BEGIN Study material
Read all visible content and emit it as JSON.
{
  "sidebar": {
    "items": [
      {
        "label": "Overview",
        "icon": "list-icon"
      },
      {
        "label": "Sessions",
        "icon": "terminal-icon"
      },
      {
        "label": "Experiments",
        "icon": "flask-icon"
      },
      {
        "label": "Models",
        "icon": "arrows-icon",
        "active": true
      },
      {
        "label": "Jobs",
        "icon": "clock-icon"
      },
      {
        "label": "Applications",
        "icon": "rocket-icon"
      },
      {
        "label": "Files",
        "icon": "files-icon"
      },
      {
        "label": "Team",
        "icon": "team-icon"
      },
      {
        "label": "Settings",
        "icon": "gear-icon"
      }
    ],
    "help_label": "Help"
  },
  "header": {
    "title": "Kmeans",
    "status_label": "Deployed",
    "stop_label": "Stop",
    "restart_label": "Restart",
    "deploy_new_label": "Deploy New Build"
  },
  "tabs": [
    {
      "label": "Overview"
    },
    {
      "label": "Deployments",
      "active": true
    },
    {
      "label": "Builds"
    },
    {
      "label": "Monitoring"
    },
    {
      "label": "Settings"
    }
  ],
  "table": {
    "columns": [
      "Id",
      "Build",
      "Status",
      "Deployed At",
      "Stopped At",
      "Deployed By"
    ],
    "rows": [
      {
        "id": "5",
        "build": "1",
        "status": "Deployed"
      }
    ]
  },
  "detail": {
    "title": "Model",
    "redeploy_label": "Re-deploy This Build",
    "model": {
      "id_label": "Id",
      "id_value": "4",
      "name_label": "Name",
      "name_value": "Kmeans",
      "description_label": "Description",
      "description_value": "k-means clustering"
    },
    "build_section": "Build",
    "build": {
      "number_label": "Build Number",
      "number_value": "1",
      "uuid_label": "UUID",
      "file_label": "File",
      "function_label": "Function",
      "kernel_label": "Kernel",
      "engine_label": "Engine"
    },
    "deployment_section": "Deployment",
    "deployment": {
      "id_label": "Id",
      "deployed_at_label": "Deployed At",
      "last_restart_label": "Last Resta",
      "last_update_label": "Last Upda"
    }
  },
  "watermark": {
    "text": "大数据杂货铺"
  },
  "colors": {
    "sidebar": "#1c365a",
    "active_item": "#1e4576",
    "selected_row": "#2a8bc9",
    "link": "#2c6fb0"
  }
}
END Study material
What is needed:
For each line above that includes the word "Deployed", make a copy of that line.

Problem solution:
    "status_label": "Deployed",
      "Deployed At",
      "Deployed By"
        "status": "Deployed"
      "deployed_at_label": "Deployed At",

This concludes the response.